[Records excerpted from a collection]
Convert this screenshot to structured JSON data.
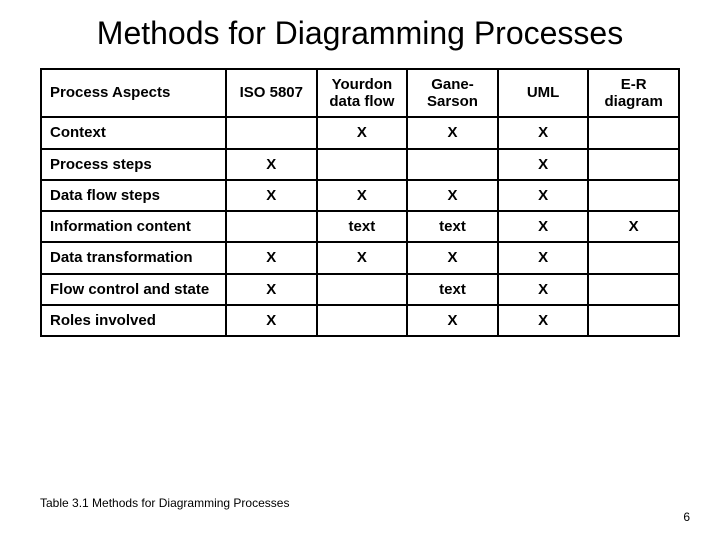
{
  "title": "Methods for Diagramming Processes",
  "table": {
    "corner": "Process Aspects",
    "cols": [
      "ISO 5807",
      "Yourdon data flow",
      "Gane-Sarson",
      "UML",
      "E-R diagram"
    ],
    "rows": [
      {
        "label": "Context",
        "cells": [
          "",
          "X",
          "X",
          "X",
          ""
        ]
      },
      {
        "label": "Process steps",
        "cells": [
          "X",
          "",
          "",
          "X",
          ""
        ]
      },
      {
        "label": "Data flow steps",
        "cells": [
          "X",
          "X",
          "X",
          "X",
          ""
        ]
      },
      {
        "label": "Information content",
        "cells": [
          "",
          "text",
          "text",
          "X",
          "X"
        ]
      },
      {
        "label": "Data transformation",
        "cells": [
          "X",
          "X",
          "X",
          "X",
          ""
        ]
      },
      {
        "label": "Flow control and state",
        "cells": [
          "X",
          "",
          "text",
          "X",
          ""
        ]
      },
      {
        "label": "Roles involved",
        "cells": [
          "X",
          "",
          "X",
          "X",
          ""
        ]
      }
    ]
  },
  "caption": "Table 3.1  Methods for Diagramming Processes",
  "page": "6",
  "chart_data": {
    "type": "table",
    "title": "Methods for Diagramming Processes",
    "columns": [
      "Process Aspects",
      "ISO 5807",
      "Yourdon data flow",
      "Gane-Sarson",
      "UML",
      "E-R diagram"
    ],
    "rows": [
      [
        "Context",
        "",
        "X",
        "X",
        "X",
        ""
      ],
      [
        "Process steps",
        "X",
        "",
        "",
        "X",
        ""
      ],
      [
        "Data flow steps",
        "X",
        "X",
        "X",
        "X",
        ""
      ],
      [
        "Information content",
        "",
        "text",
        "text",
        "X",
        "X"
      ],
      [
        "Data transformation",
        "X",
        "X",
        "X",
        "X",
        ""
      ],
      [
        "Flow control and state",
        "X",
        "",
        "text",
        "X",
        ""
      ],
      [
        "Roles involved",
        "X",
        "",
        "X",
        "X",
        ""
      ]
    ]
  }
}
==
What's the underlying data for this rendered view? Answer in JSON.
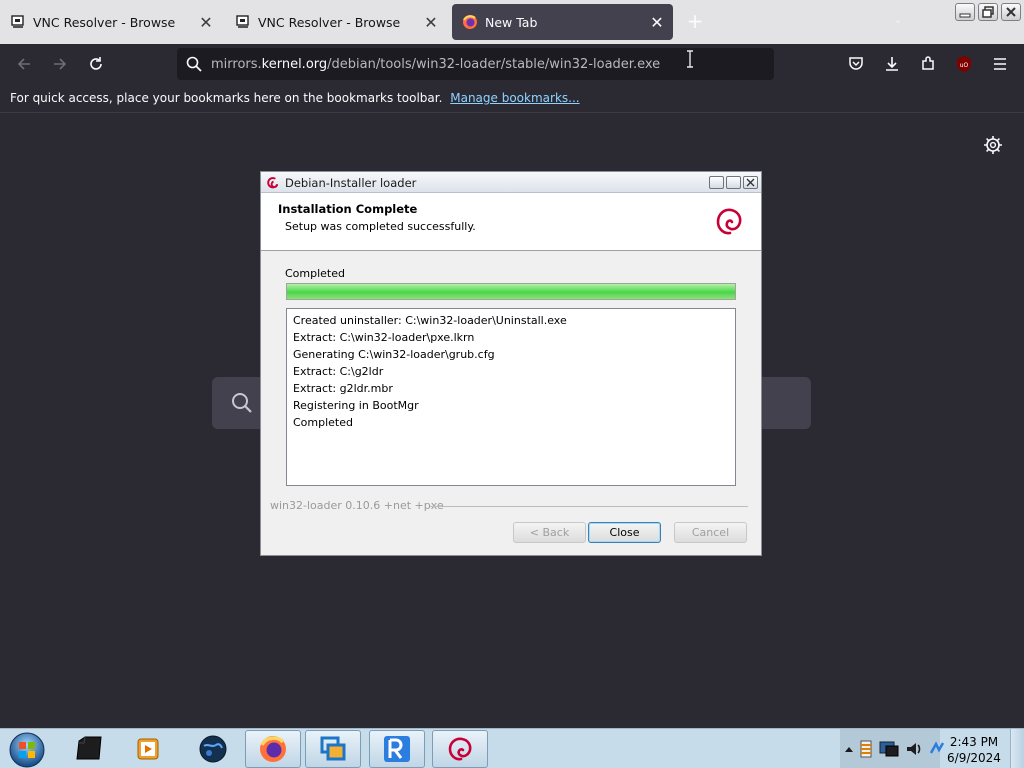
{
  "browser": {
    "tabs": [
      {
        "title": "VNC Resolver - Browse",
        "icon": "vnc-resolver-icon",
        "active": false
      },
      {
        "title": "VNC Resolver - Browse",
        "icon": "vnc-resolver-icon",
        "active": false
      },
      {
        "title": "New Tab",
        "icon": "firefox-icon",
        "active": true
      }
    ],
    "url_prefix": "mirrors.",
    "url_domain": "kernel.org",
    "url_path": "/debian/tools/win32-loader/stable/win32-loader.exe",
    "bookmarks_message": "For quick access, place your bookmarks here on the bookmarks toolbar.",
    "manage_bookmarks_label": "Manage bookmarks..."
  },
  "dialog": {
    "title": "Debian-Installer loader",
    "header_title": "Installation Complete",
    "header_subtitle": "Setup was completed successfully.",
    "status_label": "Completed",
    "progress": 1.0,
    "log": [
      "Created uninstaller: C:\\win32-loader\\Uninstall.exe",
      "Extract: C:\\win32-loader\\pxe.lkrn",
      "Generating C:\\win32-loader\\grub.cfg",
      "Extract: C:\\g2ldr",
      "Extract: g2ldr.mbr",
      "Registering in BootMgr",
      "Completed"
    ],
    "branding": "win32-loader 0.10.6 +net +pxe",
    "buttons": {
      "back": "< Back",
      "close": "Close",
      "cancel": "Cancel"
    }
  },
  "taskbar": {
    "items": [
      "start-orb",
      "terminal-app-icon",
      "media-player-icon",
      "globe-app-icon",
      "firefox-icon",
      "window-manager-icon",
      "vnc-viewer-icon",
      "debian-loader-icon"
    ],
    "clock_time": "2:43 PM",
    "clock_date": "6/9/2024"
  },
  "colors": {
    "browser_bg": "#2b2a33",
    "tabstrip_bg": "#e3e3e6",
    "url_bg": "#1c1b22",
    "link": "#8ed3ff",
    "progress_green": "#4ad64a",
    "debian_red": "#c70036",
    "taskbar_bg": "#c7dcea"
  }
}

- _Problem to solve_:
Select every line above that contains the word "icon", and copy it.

- _Answer box_:
        "icon": "vnc-resolver-icon",
        "icon": "vnc-resolver-icon",
        "icon": "firefox-icon",
      "terminal-app-icon",
      "media-player-icon",
      "globe-app-icon",
      "firefox-icon",
      "window-manager-icon",
      "vnc-viewer-icon",
      "debian-loader-icon"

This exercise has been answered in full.